Her Voice. Pennington’s talent for the Miss America competition is vocal performance. As a young teen, Pennington followed in her mother’s path of being an R&B, soulful singer. It was not until her mother heard Pennington singing along to a song from the opera show, Carmen, that they realized she had the gift of an operatic singer. Pennington became immersed with singing during her middle school years at Helena Middle School. “I had an awesome choir director, Mr. Frank Andrews. He loved teaching music and supported me in my endeavors of being a singer.” Mr. Andrews, still the middle school choral director today, encouraged her to audition for soloist competitions including the Montgomery City Classic Vocal Competition she won in middle school. “I caught the bug and have been singing ever since.”
Giving Back. Each Miss Alabama contestant is required to pick a community service platform, known as a Social Impact Initiative. Pennington chose to raise awareness regarding psoriasis.
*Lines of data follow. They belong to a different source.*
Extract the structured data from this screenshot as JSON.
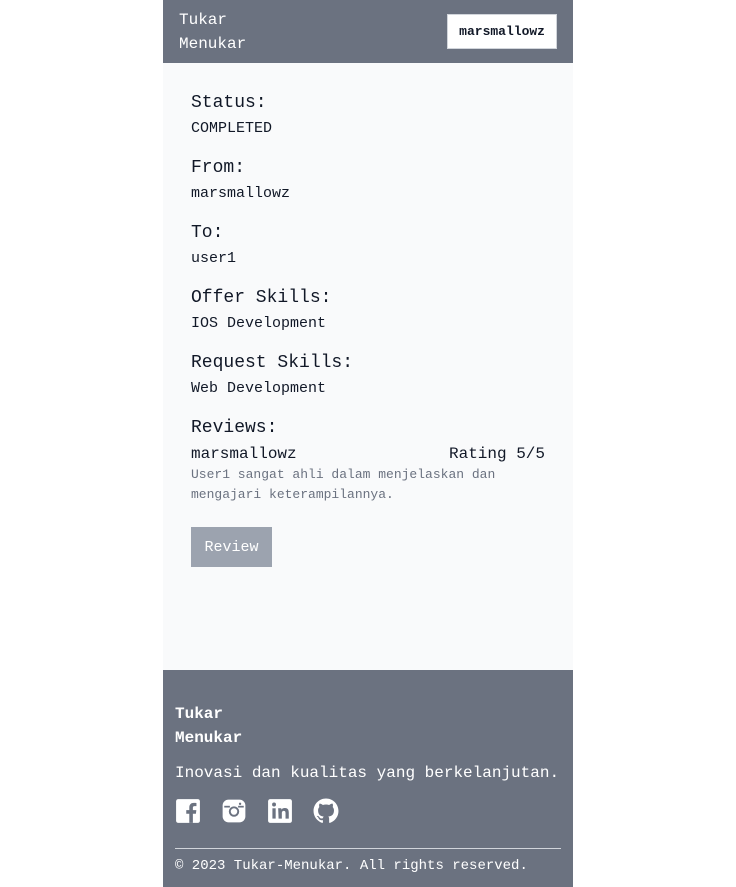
{
  "header": {
    "logo_line1": "Tukar",
    "logo_line2": "Menukar",
    "user_button": "marsmallowz"
  },
  "details": {
    "status_label": "Status:",
    "status_value": "COMPLETED",
    "from_label": "From:",
    "from_value": "marsmallowz",
    "to_label": "To:",
    "to_value": "user1",
    "offer_label": "Offer Skills:",
    "offer_value": "IOS Development",
    "request_label": "Request Skills:",
    "request_value": "Web Development",
    "reviews_label": "Reviews:"
  },
  "reviews": [
    {
      "author": "marsmallowz",
      "rating": "Rating 5/5",
      "text": "User1 sangat ahli dalam menjelaskan dan mengajari keterampilannya."
    }
  ],
  "review_button": "Review",
  "footer": {
    "logo_line1": "Tukar",
    "logo_line2": "Menukar",
    "tagline": "Inovasi dan kualitas yang berkelanjutan.",
    "social_icons": [
      "facebook-icon",
      "instagram-icon",
      "linkedin-icon",
      "github-icon"
    ],
    "copyright": "© 2023 Tukar-Menukar. All rights reserved."
  }
}
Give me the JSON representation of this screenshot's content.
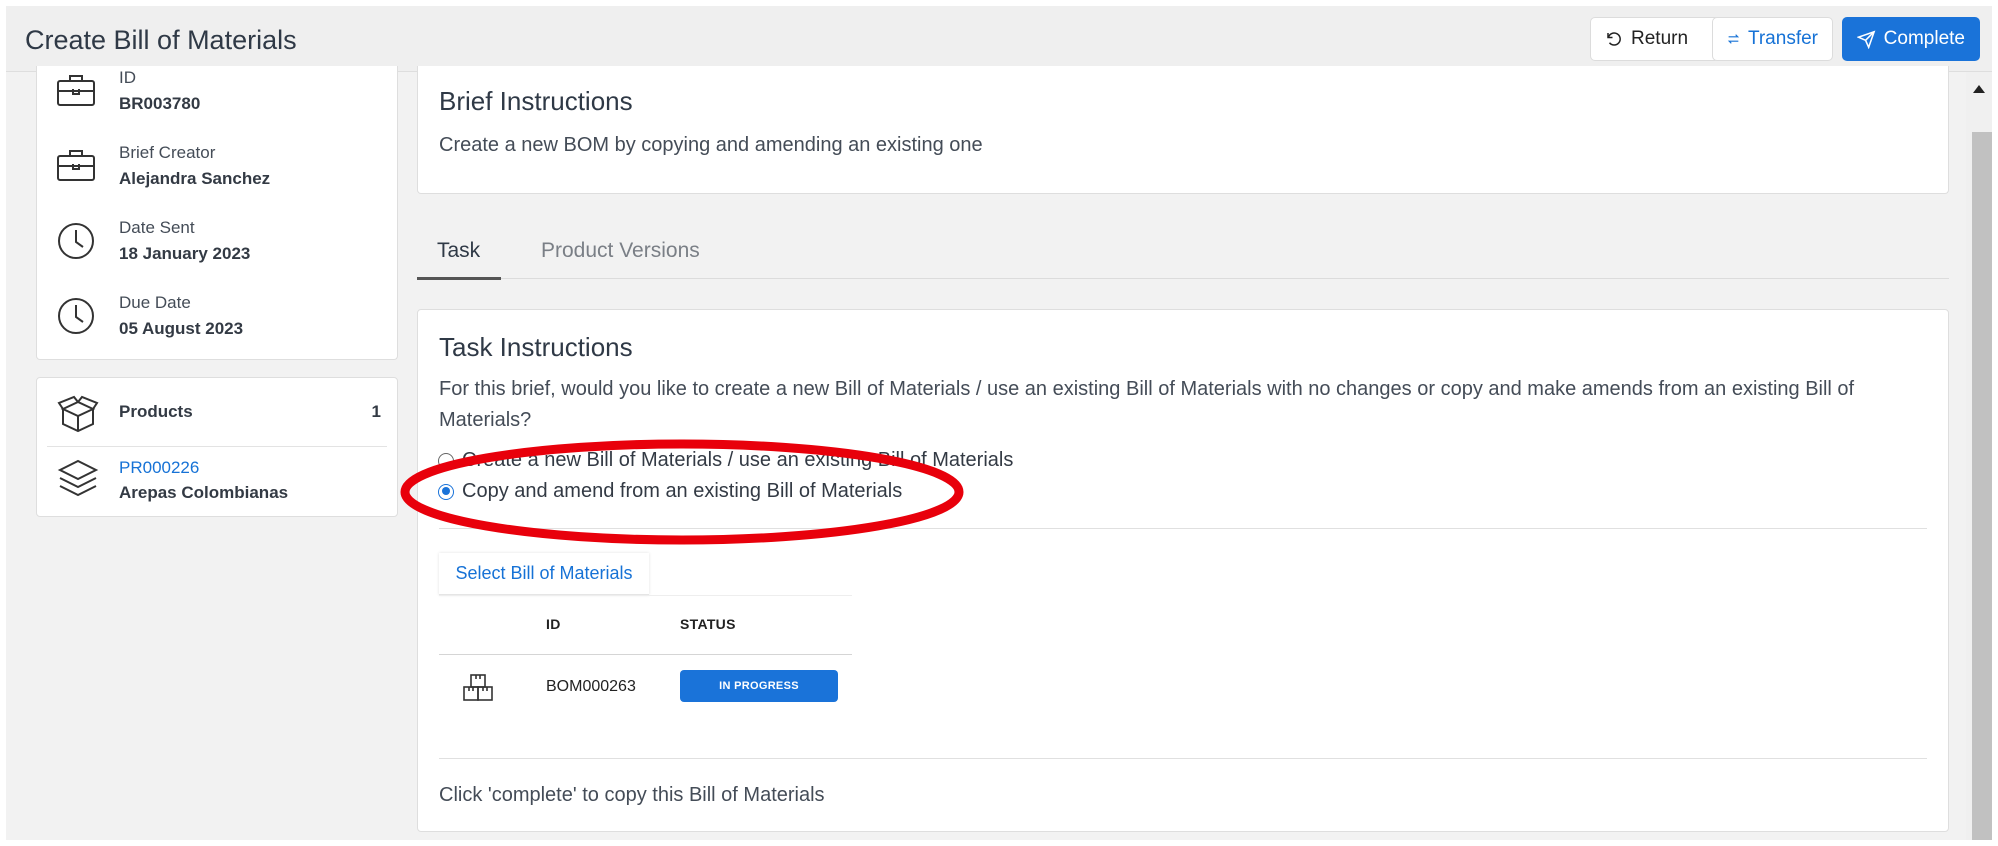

Both Pennington’s mother and uncle suffer with psoriasis and psoriatic arthritis. “A lot of people think that those suffering with psoriasis can just go to CVS or Walgreens to pick up an ointment and their disease will automatically just disappear,” says Pennington adding this is not the case since psoriasis is a chronic autoimmune disease of the skin that has five different types. Each person that suffers with psoriasis can have different combinations, so it can quickly become a complicated disease. As a part of her “Psoriasis Take Action” platform Pennington researched volunteer opportunities for psoriasis in Alabama and hit a dead end until she connected with the National Psoriasis Foundation. She soon became one of the Foundation’s 36 community ambassadors. “It has been amazing to raise awareness here in Alabama, as well as speaking with the FDA Board of Directors about my mother’s story suffering with psoriasis and the harsh side effects from the different biologic medications that psoriasis patients have to take.”
As Pennington prepares to compete for Miss America, she hopes to be a light to everyone she meets. When asked what advice she would share with anyone hoping to one day become Miss Alabama, Pennington shares, “Persevere. Keep God first. Know that God has a plan for your life…trust God because He knows what is best for your life.” She adds, “Perseverance and faith will take you further than anything in this world.”